* Not entirely Pixar-related, but another story I’d love to read more about is Lasseter’s takeover of the creative side of Disney Feature Animation. Lasseter has ruffled plenty of feathers and pushed some of the top talents out of the studio (Chris Sanders, and perhaps Glen Keane next), but he’s also responsible for retooling Tangled into the studio’s biggest earner since The Lion King. Is Disney becoming more like Pixar? And is that a positive development?

* Of course, there’s also the old standby: the lack of female protagonists in Pixar’s oeuvre. The latest take on the topic is this piece in Persephone Magazine. For the record, Anthony Lane in his New Yorker piece argued that Elastigirl is a “single-handed rebuke to the charge–proved elsewhere–that Pixar has failed to place female heroes at the hub of its stories.”

Your suggestions for good Pixar stories?

Inner City animator wins Gobelins scholarship

Here’s our feel-good story of the day: Dante Buford, 22, who recently completed his B.A. in animation at Loyola Marymount University, was selected by Gobelins to participate in the highly selective character animation workshop in Paris this summer.

According to information provided to us by LMU:

Born in the city of Whittier and raised in Pico Rivera, Buford moved to Los Angeles at the age of 13 and then relocated to Inglewood his senior year of high school. A member of the Crenshaw High School class of 2007, Buford’s first exposure to higher education was attending the LMU Summer Creative Workshop. Each year, a group of talented youth from the Los Angeles inner city are mentored by LMU faculty while creating films. After attending the summer program at LMU, he eagerly applied to the School of Film and Television his senior year at Crenshaw. Upon his acceptance to LMU, he was awarded the Cosgrove Family Endowment Scholarship, which covered his tuition and expenses throughout his four-year undergraduate education.

Buford’s senior project, Interview (image above), is a short animated film about a Mom stressing out over a job interview who is sabotaged by a vindictive woman competing for the same position. This trip marks Buford’s first out of the state of California and first time flying on an airplane.

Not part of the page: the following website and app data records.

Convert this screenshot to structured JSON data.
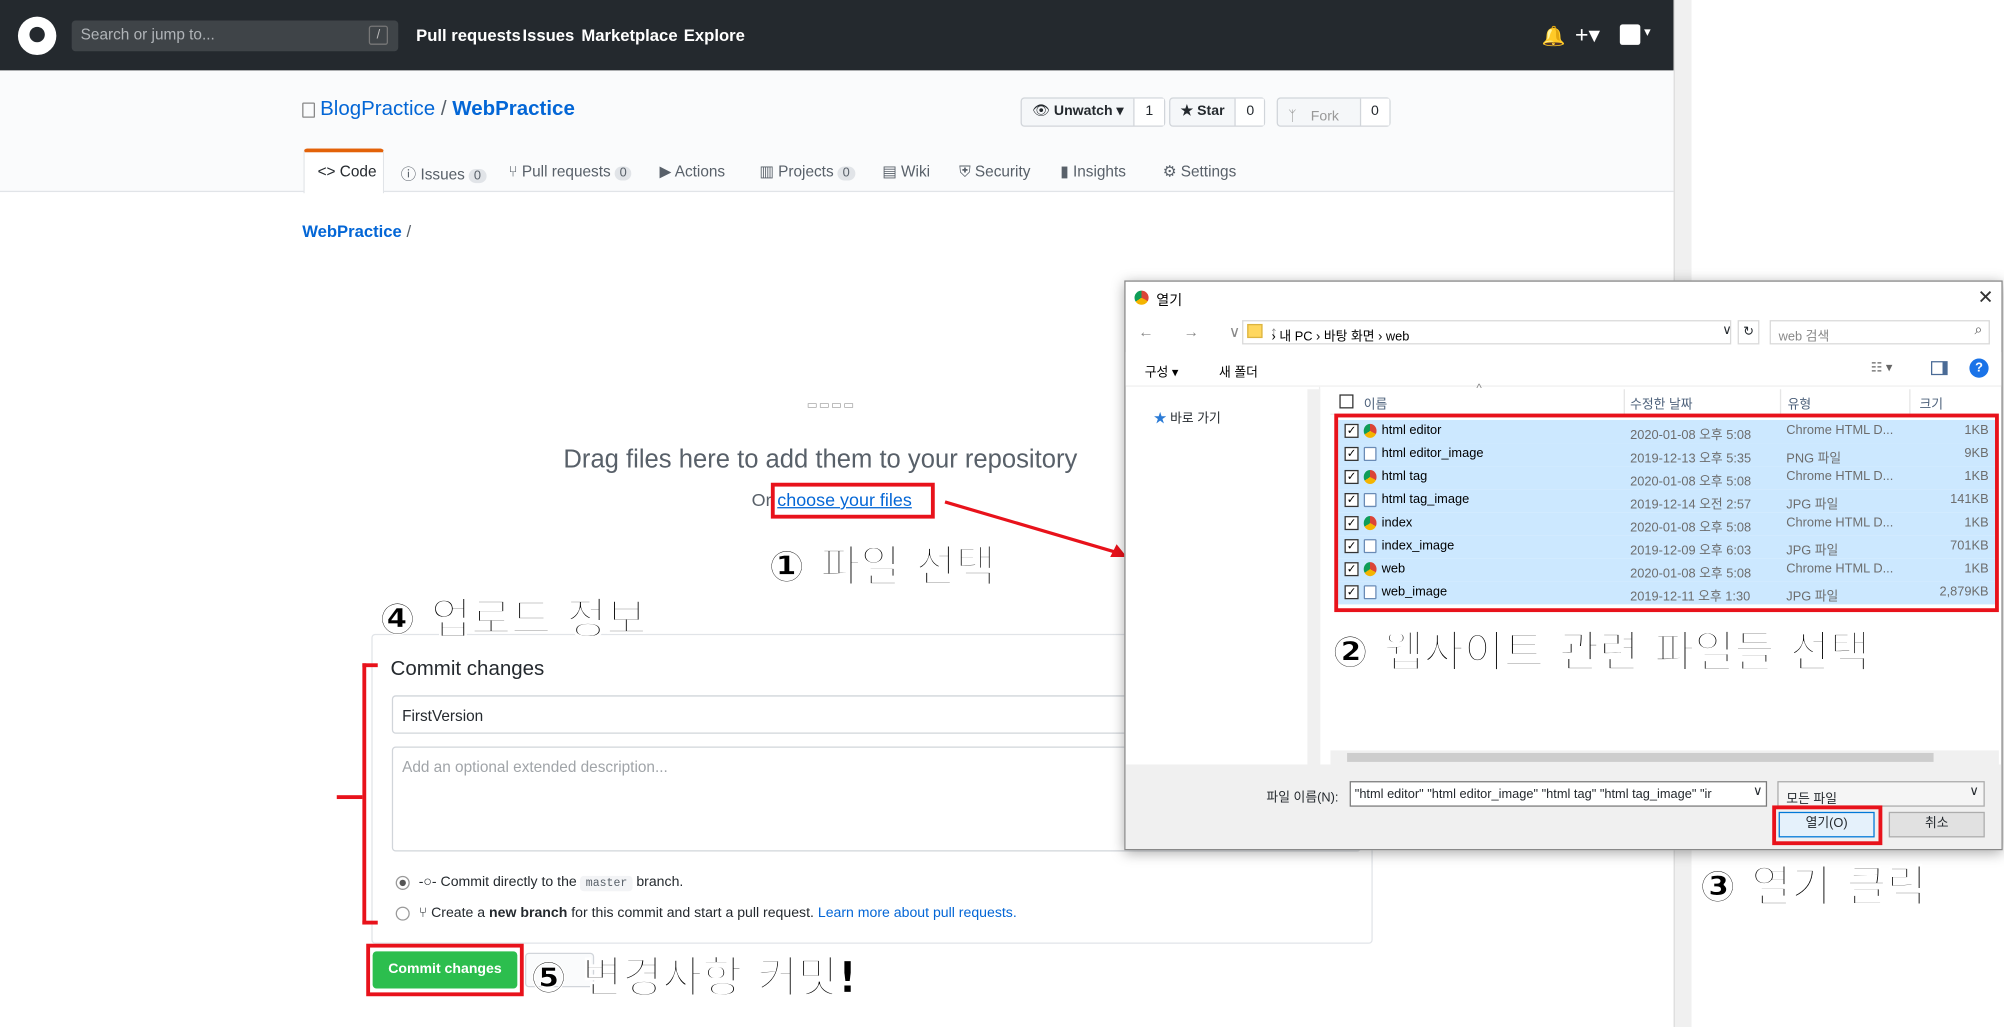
{
  "header": {
    "search_placeholder": "Search or jump to...",
    "slash": "/",
    "nav": [
      "Pull requests",
      "Issues",
      "Marketplace",
      "Explore"
    ]
  },
  "repo": {
    "owner": "BlogPractice",
    "sep": " / ",
    "name": "WebPractice",
    "unwatch": "Unwatch ▾",
    "watch_count": "1",
    "star": "★ Star",
    "star_count": "0",
    "fork": "Fork",
    "fork_count": "0"
  },
  "tabs": [
    {
      "label": "Code"
    },
    {
      "label": "Issues",
      "count": "0"
    },
    {
      "label": "Pull requests",
      "count": "0"
    },
    {
      "label": "Actions"
    },
    {
      "label": "Projects",
      "count": "0"
    },
    {
      "label": "Wiki"
    },
    {
      "label": "Security"
    },
    {
      "label": "Insights"
    },
    {
      "label": "Settings"
    }
  ],
  "breadcrumb": {
    "repo": "WebPractice",
    "sep": " /"
  },
  "upload": {
    "drag_text": "Drag files here to add them to your repository",
    "or": "Or",
    "choose": "choose your files"
  },
  "commit": {
    "heading": "Commit changes",
    "summary_value": "FirstVersion",
    "description_placeholder": "Add an optional extended description...",
    "opt1_a": "Commit directly to the",
    "opt1_branch": "master",
    "opt1_b": "branch.",
    "opt2_a": "Create a",
    "opt2_bold": "new branch",
    "opt2_b": "for this commit and start a pull request.",
    "opt2_link": "Learn more about pull requests.",
    "button": "Commit changes"
  },
  "annotations": {
    "a1": "① 파일 선택",
    "a2": "② 웹사이트 관련 파일들 선택",
    "a3": "③ 열기 클릭",
    "a4": "④ 업로드 정보",
    "a5": "⑤ 변경사항 커밋!"
  },
  "dialog": {
    "title": "열기",
    "close": "✕",
    "nav": "← → ∨ ↑",
    "path": "› 내 PC › 바탕 화면 › web",
    "search_placeholder": "web 검색",
    "organize": "구성 ▾",
    "new_folder": "새 폴더",
    "quick_access": "바로 가기",
    "columns": [
      "이름",
      "수정한 날짜",
      "유형",
      "크기"
    ],
    "files": [
      {
        "name": "html editor",
        "date": "2020-01-08 오후 5:08",
        "type": "Chrome HTML D...",
        "size": "1KB",
        "icon": "chrome"
      },
      {
        "name": "html editor_image",
        "date": "2019-12-13 오후 5:35",
        "type": "PNG 파일",
        "size": "9KB",
        "icon": "img"
      },
      {
        "name": "html tag",
        "date": "2020-01-08 오후 5:08",
        "type": "Chrome HTML D...",
        "size": "1KB",
        "icon": "chrome"
      },
      {
        "name": "html tag_image",
        "date": "2019-12-14 오전 2:57",
        "type": "JPG 파일",
        "size": "141KB",
        "icon": "img"
      },
      {
        "name": "index",
        "date": "2020-01-08 오후 5:08",
        "type": "Chrome HTML D...",
        "size": "1KB",
        "icon": "chrome"
      },
      {
        "name": "index_image",
        "date": "2019-12-09 오후 6:03",
        "type": "JPG 파일",
        "size": "701KB",
        "icon": "img"
      },
      {
        "name": "web",
        "date": "2020-01-08 오후 5:08",
        "type": "Chrome HTML D...",
        "size": "1KB",
        "icon": "chrome"
      },
      {
        "name": "web_image",
        "date": "2019-12-11 오후 1:30",
        "type": "JPG 파일",
        "size": "2,879KB",
        "icon": "img"
      }
    ],
    "filename_label": "파일 이름(N):",
    "filename_value": "\"html editor\" \"html editor_image\" \"html tag\" \"html tag_image\" \"ir",
    "filter": "모든 파일",
    "open": "열기(O)",
    "cancel": "취소"
  },
  "colors": {
    "header": "#24292e",
    "accent": "#0366d6",
    "commit": "#2cbe4e",
    "annotation_box": "#e8121b",
    "selection": "#cce8ff"
  }
}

My sincerest congratulations to Dante Buford, and his classmate Christina “Kiki” Manrique who was also selected to attend the Gobelins workshop, on winning this opportunity. We look forward to posting your films here in the future.

UK’s Channel 4 To Launch New Animated Series To Rival “The Simpons” And “Family Guy”

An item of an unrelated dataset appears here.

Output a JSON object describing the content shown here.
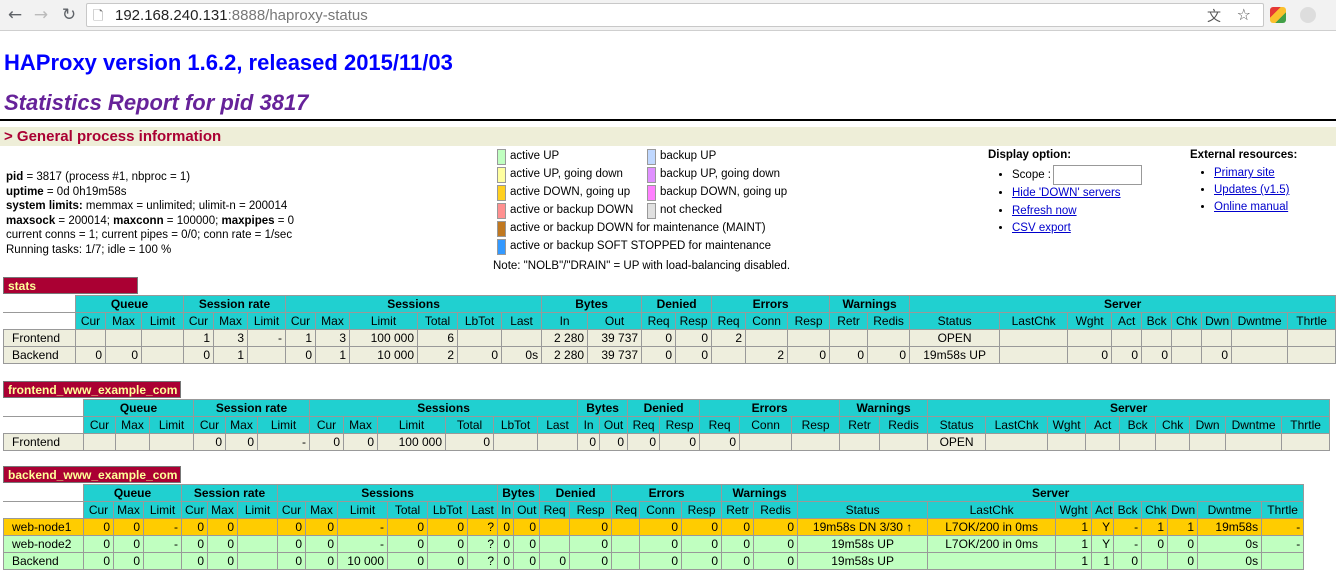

Happy Families is a brand new, six-part animated sit-com by brothers Jack and Harry Williams (writers of Honest, The Amazing Dermot & Roman’s Empire) commissioned by Comedy Commissioning Editor Nerys Evans.

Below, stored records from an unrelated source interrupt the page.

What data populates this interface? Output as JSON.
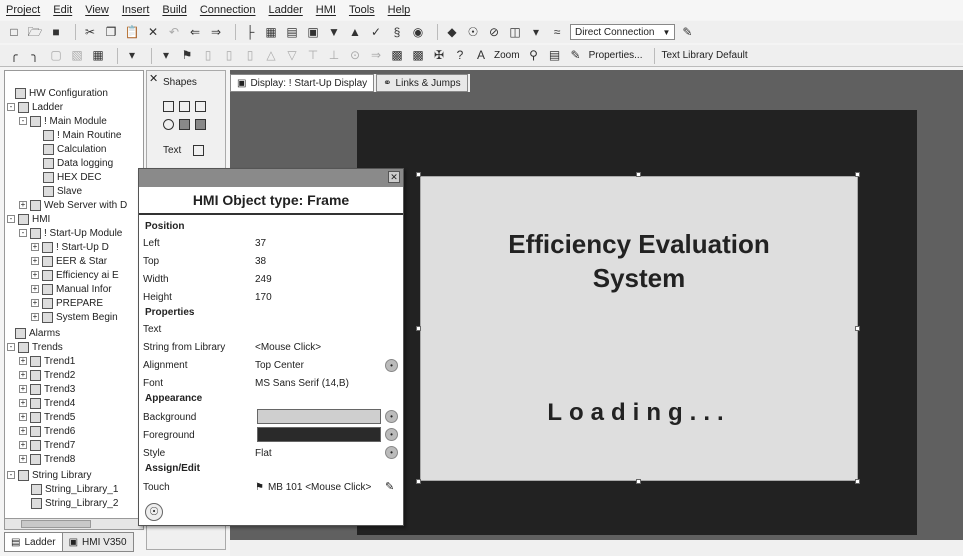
{
  "menu": [
    "Project",
    "Edit",
    "View",
    "Insert",
    "Build",
    "Connection",
    "Ladder",
    "HMI",
    "Tools",
    "Help"
  ],
  "toolbar1": {
    "connection_value": "Direct Connection"
  },
  "toolbar2": {
    "zoom_label": "Zoom",
    "properties_label": "Properties...",
    "text_library_value": "Text Library Default"
  },
  "tree": {
    "hw_config": "HW Configuration",
    "ladder": "Ladder",
    "main_module": "! Main Module",
    "main_routine": "! Main Routine",
    "calculation": "Calculation",
    "data_logging": "Data logging",
    "hex_dec": "HEX DEC",
    "slave": "Slave",
    "web_server": "Web Server with D",
    "hmi": "HMI",
    "startup_module": "! Start-Up Module",
    "startup_display": "! Start-Up D",
    "eer_star": "EER & Star",
    "efficiency": "Efficiency ai E",
    "manual_info": "Manual Infor",
    "prepare": "PREPARE",
    "system_begin": "System Begin",
    "alarms": "Alarms",
    "trends": "Trends",
    "trend_items": [
      "Trend1",
      "Trend2",
      "Trend3",
      "Trend4",
      "Trend5",
      "Trend6",
      "Trend7",
      "Trend8"
    ],
    "string_library": "String Library",
    "string_library_1": "String_Library_1",
    "string_library_2": "String_Library_2"
  },
  "bottom_tabs": [
    "Ladder",
    "HMI V350"
  ],
  "shapes": {
    "title": "Shapes",
    "text_label": "Text"
  },
  "doc_tabs": [
    "Display: ! Start-Up Display",
    "Links & Jumps"
  ],
  "canvas": {
    "title_line1": "Efficiency Evaluation",
    "title_line2": "System",
    "loading": "Loading..."
  },
  "props": {
    "header": "HMI Object type: Frame",
    "sections": {
      "position": "Position",
      "properties": "Properties",
      "appearance": "Appearance",
      "assign": "Assign/Edit"
    },
    "rows": {
      "left": {
        "label": "Left",
        "value": "37"
      },
      "top": {
        "label": "Top",
        "value": "38"
      },
      "width": {
        "label": "Width",
        "value": "249"
      },
      "height": {
        "label": "Height",
        "value": "170"
      },
      "text": {
        "label": "Text",
        "value": ""
      },
      "string_from_library": {
        "label": "String from Library",
        "value": "<Mouse Click>"
      },
      "alignment": {
        "label": "Alignment",
        "value": "Top Center"
      },
      "font": {
        "label": "Font",
        "value": "MS Sans Serif (14,B)"
      },
      "background": {
        "label": "Background"
      },
      "foreground": {
        "label": "Foreground"
      },
      "style": {
        "label": "Style",
        "value": "Flat"
      },
      "touch": {
        "label": "Touch",
        "value": "MB 101 <Mouse Click>"
      }
    },
    "colors": {
      "background": "#cfcfcf",
      "foreground": "#2a2a2a"
    }
  },
  "colors": {
    "editor_bg": "#606060",
    "screen_bg": "#222222",
    "frame_bg": "#dedede"
  }
}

A British animation with the ambition to rival the great, long-running American animated series, Happy Families is set in the heart of British suburbia where a family much like any other lives – well sort of.

Edgar, a put upon wage slave, works for his self obsessed, borderline-evil Father-In-Law Ken Lavender. Married to houseproud wife Wendy, they are parents to three very different children, freaky weirdo Dusty, amiable idiot Jason and highly strung ‘Emo’ Eve.

The artwork comes via the talented hand of Alex Scarfe, and is animated by LA-based Rough-Draft, the company behind Family Guy, Futurama and The Simpsons Movie.

Voice Cast includes the Bafta-award-winning Kayvan Novak (Facejacker), Simon Greenall (Alan Partridge), Rosie Cavaliero (Jam and Jerusalem), Lucy Montgomery (Bellamy’s People) and Darren Boyd (Whites).

Comedy Commissioning Editor Nerys Evans said: ‘The combination of slick American animation with quintessentially British humour gives Happy Families a really distinctive feel. Not only is the dialogue laugh-out-loud funny, it’s packed with fantastic celebrity cameos and satirical swipes at every turn.’

Writers Jack and Harry said: ‘Channel 4 commissioning an animation on this scale shows just how committed they are to bringing something new to the comedy schedules. We’re delighted to be working with Shane and Nerys on this fun and ambitious project. They’re a rare breed of comedy commissioner – in that they have a sense of humour.’

Happy Families is produced by Squirrelman Productions.